Black Sky is growing, too, but at Smith’s pace. “We might hit 500 hundred barrels this year,” he says. “The demand is always there. Every once in a while, we get new kegs or a new tank. But I never want to be big. Being in production for so long, it’s never something I wanted to get into.”
It’s more important to be able to call your brewery neighbor up the street and borrow a bag of malt or some yeast and trade tips on how to make beer better. “It’s a blast,” Smith says. “It’s different and fun, and the whole reason we got into it.” And he likes the competition, too: “The more breweries there are, it breeds better beer. When I go somewhere and taste something that is the best beer I’ve ever had, I want to make something just as good, or better. It’s friendly competition and good competition.”
1715 East Evans Avenue
Garage doors thrown open to the Colorado sunshine. Food truck parked out front. Brick and wood and stainless steel. A dozen or so choices, from a Russian imperial stout to a Belgian witbier to a dry-hopped IPA on the chalkboard beer menu. Right now this is one of the most familiar scenes in Denver — in all of Colorado, for that matter.
Tucked into a spot on East Evans Avenue, next to a Snarf’s and across the street from an Illegal Pete’s, Fermaentra Brewing screams Colorado from the outside.
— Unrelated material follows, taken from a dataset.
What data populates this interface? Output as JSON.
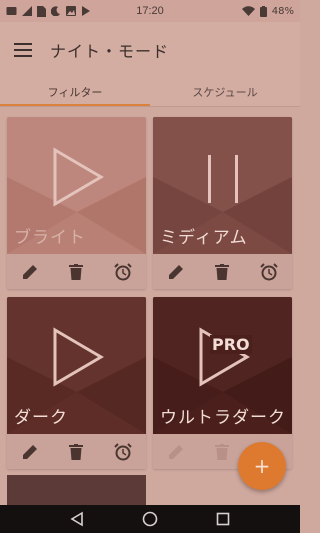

It does the same on the inside, where there’s a woman sitting alone with a beer and a laptop, six people at the bar chatting, and a group of seven men at one of the tables, each with three, four or five tulip-shaped tasting glasses in front of them.
Founded in late 2014 by Spencer O’Bryan and Brennan Mann, Fermaentra is in the heart of the University of Denver’s territory, but it doesn’t get a lot of college kids — they hit the Stadium Inn down the street for cheap beer. Instead, the brewery is usually full of locals from the neighborhood just to the north, a few graduate students and Denver beer drinkers looking to try something new.
Neither owner is here right now; both have full-time jobs elsewhere, and both are dads. As a result, they don’t get out as often as they’d like. But they still take care of the brewing operations by themselves, mostly at unusual hours. “Swing by on a Tuesday at midnight and you might find me cleaning kegs,” O’Bryan says by phone.
Last year, Fermaentra hit 350 barrels. This year it will do 450 to 500. “It’s beyond our expectations from when we first started, but it’s still pretty modest compared to others,” O’Bryan says. “Like a lot of breweries, we’re at a crossroads right now.” The two owners don’t care that they haven’t pushed outside sales very hard, but one of their goals for 2017 is to get into more restaurants and even a few liquor stores, in bottles and maybe in cans. The problem is that those outside accounts always want the same beer. “That doesn’t help, because it cuts down on the variety that our neighborhood customers are used to,” O’Bryan explains. “Right now we enjoy a lot of freedom.”
O’Bryan and Mann also want to get more involved with the Colorado Brewers Guild. They haven’t participated much so far — and because they are new, they don’t always feel like they have the right to speak up, especially with all the recent drama. “Most of the things that affect breweries like us aren’t being discussed,” O’Bryan says, then admits that it’s on him “to be more proactive and have an effect. If small breweries don’t get involved, then there won’t be very much attention paid to us.”
O’Bryan’s biggest goal for 2017, though, is to get out more. He attends as many events with fellow brewers as he can, but he misses many more. “The hard part is time,” he says. “But for us, it’s important to support our friends — and to drink beer. To be honest, I just really enjoy drinking beer.”